- _About this exercise_
The required answer is every line of the data containing the word "Visual".

>>>

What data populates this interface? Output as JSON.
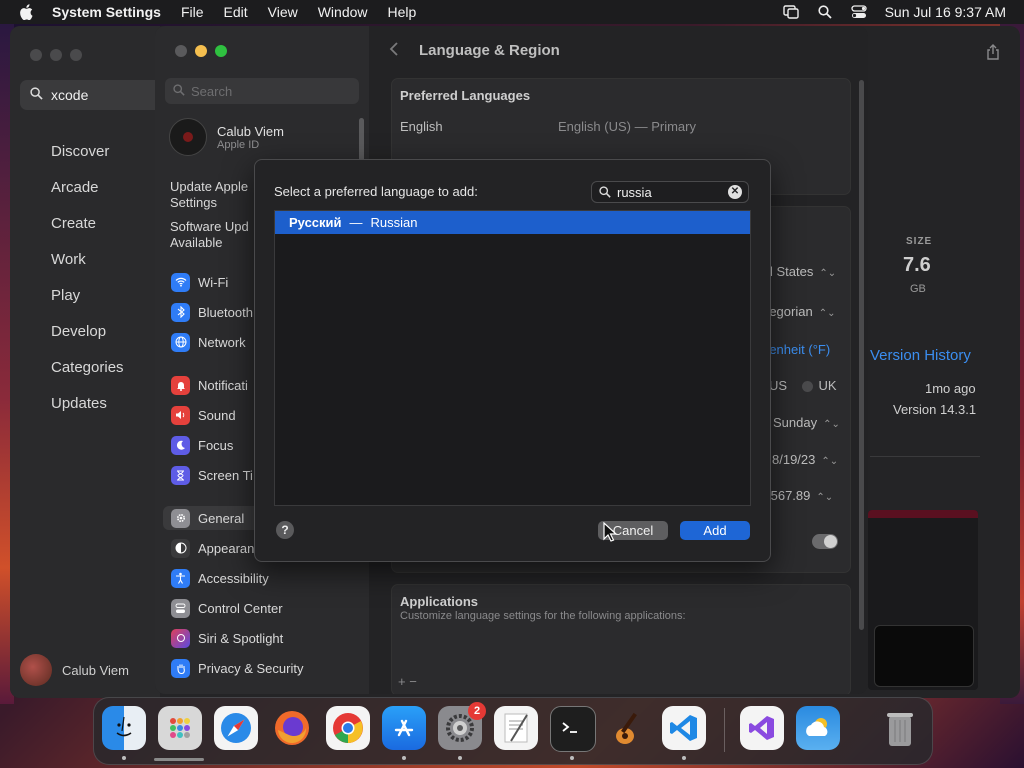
{
  "menubar": {
    "app_name": "System Settings",
    "menus": [
      "File",
      "Edit",
      "View",
      "Window",
      "Help"
    ],
    "datetime": "Sun Jul 16  9:37 AM"
  },
  "appstore": {
    "search_value": "xcode",
    "nav": [
      "Discover",
      "Arcade",
      "Create",
      "Work",
      "Play",
      "Develop",
      "Categories",
      "Updates"
    ],
    "user_name": "Calub Viem",
    "size_label": "SIZE",
    "size_value": "7.6",
    "size_unit": "GB",
    "version_history": "Version History",
    "updated_ago": "1mo ago",
    "version": "Version 14.3.1"
  },
  "settings": {
    "search_placeholder": "Search",
    "user_name": "Calub Viem",
    "user_sub": "Apple ID",
    "update_line1": "Update Apple",
    "update_line2": "Settings",
    "sw_update_line1": "Software Upd",
    "sw_update_line2": "Available",
    "sidebar_items": [
      {
        "label": "Wi-Fi",
        "color": "#2f7cf6"
      },
      {
        "label": "Bluetooth",
        "color": "#2f7cf6"
      },
      {
        "label": "Network",
        "color": "#2f7cf6"
      },
      {
        "label": "Notificati",
        "color": "#e5413c"
      },
      {
        "label": "Sound",
        "color": "#e5413c"
      },
      {
        "label": "Focus",
        "color": "#5e5ce6"
      },
      {
        "label": "Screen Ti",
        "color": "#5e5ce6"
      },
      {
        "label": "General",
        "color": "#8e8e93"
      },
      {
        "label": "Appearan",
        "color": "#3a3a3c"
      },
      {
        "label": "Accessibility",
        "color": "#2f7cf6"
      },
      {
        "label": "Control Center",
        "color": "#8e8e93"
      },
      {
        "label": "Siri & Spotlight",
        "color": "#b24cd6"
      },
      {
        "label": "Privacy & Security",
        "color": "#2f7cf6"
      }
    ],
    "title": "Language & Region",
    "preferred_languages": "Preferred Languages",
    "lang_name": "English",
    "lang_detail": "English (US) — Primary",
    "region_val": "l States",
    "calendar_val": "regorian",
    "temp_val": "renheit (°F)",
    "measure_us": "US",
    "measure_uk": "UK",
    "first_day_val": "Sunday",
    "date_val": "8/19/23",
    "number_val": ",567.89",
    "applications_title": "Applications",
    "applications_desc": "Customize language settings for the following applications:",
    "add_remove": "+   −"
  },
  "sheet": {
    "prompt": "Select a preferred language to add:",
    "search_value": "russia",
    "results": [
      {
        "native": "Русский",
        "english": "Russian"
      }
    ],
    "dash": "—",
    "help": "?",
    "cancel_label": "Cancel",
    "add_label": "Add"
  },
  "dock": {
    "apps": [
      {
        "name": "Finder",
        "color": "#3aa0f0"
      },
      {
        "name": "Launchpad",
        "color": "#d8d8d8"
      },
      {
        "name": "Safari",
        "color": "#f4f4f4"
      },
      {
        "name": "Firefox",
        "color": "#f06a2a"
      },
      {
        "name": "Chrome",
        "color": "#f4f4f4"
      },
      {
        "name": "App Store",
        "color": "#1e8cf0"
      },
      {
        "name": "System Settings",
        "color": "#8a8a8e"
      },
      {
        "name": "TextEdit",
        "color": "#f4f4f4"
      },
      {
        "name": "Terminal",
        "color": "#1e1e1e"
      },
      {
        "name": "GarageBand",
        "color": "#7a4a20"
      },
      {
        "name": "Visual Studio Code",
        "color": "#f4f4f4"
      },
      {
        "name": "Visual Studio",
        "color": "#f4f4f4"
      },
      {
        "name": "Weather",
        "color": "#3a8ae0"
      },
      {
        "name": "Trash",
        "color": "#6a6a6c"
      }
    ],
    "settings_badge": "2"
  }
}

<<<

- _Answer to the exercise_
        "name": "Visual Studio Code",
        "name": "Visual Studio",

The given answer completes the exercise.